EWU Music Student To Join Top Grad Program

March 7, 2024

From a rejection on her first application to Eastern, to acceptance as a graduate student at one of the nation’s top music programs, EWU’s Hilary Baird has lived a true Cinderella story.

In January, Baird was shocked and delighted to receive an acceptance, and a partial scholarship, from the prestigious Berklee College of Music in Boston. She was admitted to the college’s music education program, where she will pursue a master’s degree with a concentration on music education for those on the autism spectrum. The program, administered by Berklee’s Institute for Accessible Arts Education, is the only one of its kind in the country, and admission is extremely competitive. 
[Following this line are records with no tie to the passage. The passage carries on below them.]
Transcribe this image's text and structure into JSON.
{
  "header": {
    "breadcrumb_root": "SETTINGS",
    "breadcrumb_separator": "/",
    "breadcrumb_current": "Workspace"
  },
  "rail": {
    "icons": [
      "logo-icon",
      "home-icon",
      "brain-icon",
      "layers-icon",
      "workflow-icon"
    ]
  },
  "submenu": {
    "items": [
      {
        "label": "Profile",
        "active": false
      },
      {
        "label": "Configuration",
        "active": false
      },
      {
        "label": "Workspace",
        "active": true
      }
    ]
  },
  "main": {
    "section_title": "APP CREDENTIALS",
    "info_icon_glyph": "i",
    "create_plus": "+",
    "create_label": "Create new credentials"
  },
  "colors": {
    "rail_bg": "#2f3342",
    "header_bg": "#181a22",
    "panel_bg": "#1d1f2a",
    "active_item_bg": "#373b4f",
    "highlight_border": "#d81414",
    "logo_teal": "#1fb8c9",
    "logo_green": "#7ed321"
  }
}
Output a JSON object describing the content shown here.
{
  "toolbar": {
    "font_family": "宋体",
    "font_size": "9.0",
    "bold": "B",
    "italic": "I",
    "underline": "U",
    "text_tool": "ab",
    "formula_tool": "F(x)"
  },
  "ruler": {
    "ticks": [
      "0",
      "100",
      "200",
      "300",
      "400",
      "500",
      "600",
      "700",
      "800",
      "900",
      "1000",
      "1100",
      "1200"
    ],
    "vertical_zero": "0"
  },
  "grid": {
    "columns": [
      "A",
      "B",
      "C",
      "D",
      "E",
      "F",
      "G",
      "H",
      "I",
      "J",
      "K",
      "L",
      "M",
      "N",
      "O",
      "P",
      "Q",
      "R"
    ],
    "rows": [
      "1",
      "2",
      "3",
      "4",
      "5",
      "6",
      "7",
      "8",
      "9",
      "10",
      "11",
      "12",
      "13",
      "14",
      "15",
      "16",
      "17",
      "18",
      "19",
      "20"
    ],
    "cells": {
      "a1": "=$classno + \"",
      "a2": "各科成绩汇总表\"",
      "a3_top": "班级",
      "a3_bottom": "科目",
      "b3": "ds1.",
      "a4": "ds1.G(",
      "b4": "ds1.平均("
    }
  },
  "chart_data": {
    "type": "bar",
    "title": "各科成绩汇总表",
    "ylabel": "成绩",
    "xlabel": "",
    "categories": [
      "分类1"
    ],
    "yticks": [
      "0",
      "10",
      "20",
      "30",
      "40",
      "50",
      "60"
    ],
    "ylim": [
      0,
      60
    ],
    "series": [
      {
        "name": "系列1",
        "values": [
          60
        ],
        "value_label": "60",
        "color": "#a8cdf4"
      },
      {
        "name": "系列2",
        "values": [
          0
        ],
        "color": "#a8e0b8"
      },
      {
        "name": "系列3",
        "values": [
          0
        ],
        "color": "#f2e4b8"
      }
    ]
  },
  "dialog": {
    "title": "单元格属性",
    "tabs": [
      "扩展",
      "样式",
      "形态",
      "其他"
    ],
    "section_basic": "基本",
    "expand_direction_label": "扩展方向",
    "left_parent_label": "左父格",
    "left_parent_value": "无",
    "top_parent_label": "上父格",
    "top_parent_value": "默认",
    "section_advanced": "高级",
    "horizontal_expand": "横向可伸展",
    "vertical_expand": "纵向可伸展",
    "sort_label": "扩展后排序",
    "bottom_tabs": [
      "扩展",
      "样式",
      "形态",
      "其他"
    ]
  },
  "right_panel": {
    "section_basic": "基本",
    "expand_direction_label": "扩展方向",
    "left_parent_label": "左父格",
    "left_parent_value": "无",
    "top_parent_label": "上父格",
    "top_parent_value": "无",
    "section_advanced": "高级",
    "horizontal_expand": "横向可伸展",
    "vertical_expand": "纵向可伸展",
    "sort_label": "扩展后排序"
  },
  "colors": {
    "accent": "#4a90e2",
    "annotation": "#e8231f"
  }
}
“The program is highly competitive due to the school’s national reputation and how exclusive the area of study is,” says Jonathan Middleton, a professor of theory and composition in EWU’s Department of Fine and Performing Arts, who has worked closely with Baird. “Admission to the program is a life changing experience for her and the future students she will serve.”

Baird, a talented pianist who long struggled with reading and mathematics, was herself diagnosed with autism spectrum disorder at age 24. Today she is passionate about teaching music to others whose musical ambitions are challenged by physical or cognitive obstacles — something she has been doing for the past eight years. “There aren’t a lot of piano teachers that specialize in that field,” she says. 

Baird uses methods of teaching that aren’t typically utilized in music education. Baird “sight sings” to students with disabilities, helping them to relate notes to numbers and colors. She also emphasizes the need for an individualized approach to teaching music to such students, because, Baird says, her experience has shown talents that might otherwise be unrecognized thrive with one-on-one instruction.

“There are so many with disabilities, and marginalized groups of people, not getting their talents shared or having their needs met,” Baird says. “They are very intelligent, but they need to learn their way, not the [traditional] system’s way.”

Baird herself has had to jump many hurdles to reach success. As a young person on the spectrum, progressing through school was an uphill climb. She graduated, but Baird’s application for admission to Eastern was rejected due to a low GPA. By the time she reached young adulthood, after struggling to keep up her grades at Spokane Falls Community College, she was on the brink of giving up on her dream of higher education. “The idea of college was not in the cards for me,” says Baird. 

But after four years of service in the U.S. Navy — and accruing the educational benefits that service provided — Baird chose to give college another try.  In the fall of 2019, she re-enrolled at Spokane Falls Community College and retook her classes. She worked with tutors and, through perseverance and hard work, earned admission to Eastern. 

Not only was Baird accepted, but she has flourished during her time at EWU. “Hilary is one of those students with tremendous motivation and drive to succeed.  She works twice as hard for everything she seeks to achieve, and she’s okay with that,” says Middleton. Baird is currently on the university’s Dean’s List with a 3.7 GPA, and is set to graduate in June with a bachelor’s degree in music composition.

Baird has not only thrived as a student. She has also continued to grow as a pianist and composer. Baird says she began taking piano lessons at the age of 10, but had to abandon them after just a year due to financial concerns. She never stopped playing when she could, however, and at age 20 she was finally able to resume professional instruction. Now, at 37, Baird has established a reputation as a singular talent. Her many achievements include international performances in Iceland and Poland, along with a recital at New York’s venerable Carnegie Hall. 

To help fund her education at Berklee College, Baird is currently fundraising. 

“I know there are people at Berklee who will put me in the position to get me where I want to go and what I want to do,” says Baird.  “For me, it’s really monumental. I’m doing this for my own students as an educator. I’m fighting for the right of my students to be heard.”